Exercise brief →
Every entry below is to be copied exactly as written.

Data for review →
▼

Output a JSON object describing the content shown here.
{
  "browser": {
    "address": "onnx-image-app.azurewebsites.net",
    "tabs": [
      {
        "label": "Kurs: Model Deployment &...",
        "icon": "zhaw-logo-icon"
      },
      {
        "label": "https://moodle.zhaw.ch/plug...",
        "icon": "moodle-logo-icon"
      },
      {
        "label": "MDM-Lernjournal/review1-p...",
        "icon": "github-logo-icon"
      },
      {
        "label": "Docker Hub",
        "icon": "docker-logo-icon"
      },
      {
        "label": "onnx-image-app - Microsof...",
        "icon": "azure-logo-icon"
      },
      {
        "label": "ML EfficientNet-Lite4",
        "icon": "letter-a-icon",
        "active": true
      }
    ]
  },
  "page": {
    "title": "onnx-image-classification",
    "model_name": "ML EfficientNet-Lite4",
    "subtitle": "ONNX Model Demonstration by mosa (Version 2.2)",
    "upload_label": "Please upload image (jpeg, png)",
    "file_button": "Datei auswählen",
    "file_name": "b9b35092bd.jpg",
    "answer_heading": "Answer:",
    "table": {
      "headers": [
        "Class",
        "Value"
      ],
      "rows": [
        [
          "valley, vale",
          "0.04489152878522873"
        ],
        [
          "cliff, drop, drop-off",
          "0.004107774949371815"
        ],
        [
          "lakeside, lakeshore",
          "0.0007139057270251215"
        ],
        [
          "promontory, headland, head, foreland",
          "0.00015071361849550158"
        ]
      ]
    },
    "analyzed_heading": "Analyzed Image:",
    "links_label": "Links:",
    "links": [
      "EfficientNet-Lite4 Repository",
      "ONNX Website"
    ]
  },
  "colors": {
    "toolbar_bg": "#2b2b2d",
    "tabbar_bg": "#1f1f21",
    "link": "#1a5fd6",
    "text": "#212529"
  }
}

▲

Response →
Output a JSON object describing the content shown here.
{
  "browser": {
    "address": "onnx-image-app.azurewebsites.net",
    "tabs": [
      {
        "label": "Kurs: Model Deployment &...",
        "icon": "zhaw-logo-icon"
      },
      {
        "label": "https://moodle.zhaw.ch/plug...",
        "icon": "moodle-logo-icon"
      },
      {
        "label": "MDM-Lernjournal/review1-p...",
        "icon": "github-logo-icon"
      },
      {
        "label": "Docker Hub",
        "icon": "docker-logo-icon"
      },
      {
        "label": "onnx-image-app - Microsof...",
        "icon": "azure-logo-icon"
      },
      {
        "label": "ML EfficientNet-Lite4",
        "icon": "letter-a-icon",
        "active": true
      }
    ]
  },
  "page": {
    "title": "onnx-image-classification",
    "model_name": "ML EfficientNet-Lite4",
    "subtitle": "ONNX Model Demonstration by mosa (Version 2.2)",
    "upload_label": "Please upload image (jpeg, png)",
    "file_button": "Datei auswählen",
    "file_name": "b9b35092bd.jpg",
    "answer_heading": "Answer:",
    "table": {
      "headers": [
        "Class",
        "Value"
      ],
      "rows": [
        [
          "valley, vale",
          "0.04489152878522873"
        ],
        [
          "cliff, drop, drop-off",
          "0.004107774949371815"
        ],
        [
          "lakeside, lakeshore",
          "0.0007139057270251215"
        ],
        [
          "promontory, headland, head, foreland",
          "0.00015071361849550158"
        ]
      ]
    },
    "analyzed_heading": "Analyzed Image:",
    "links_label": "Links:",
    "links": [
      "EfficientNet-Lite4 Repository",
      "ONNX Website"
    ]
  },
  "colors": {
    "toolbar_bg": "#2b2b2d",
    "tabbar_bg": "#1f1f21",
    "link": "#1a5fd6",
    "text": "#212529"
  }
}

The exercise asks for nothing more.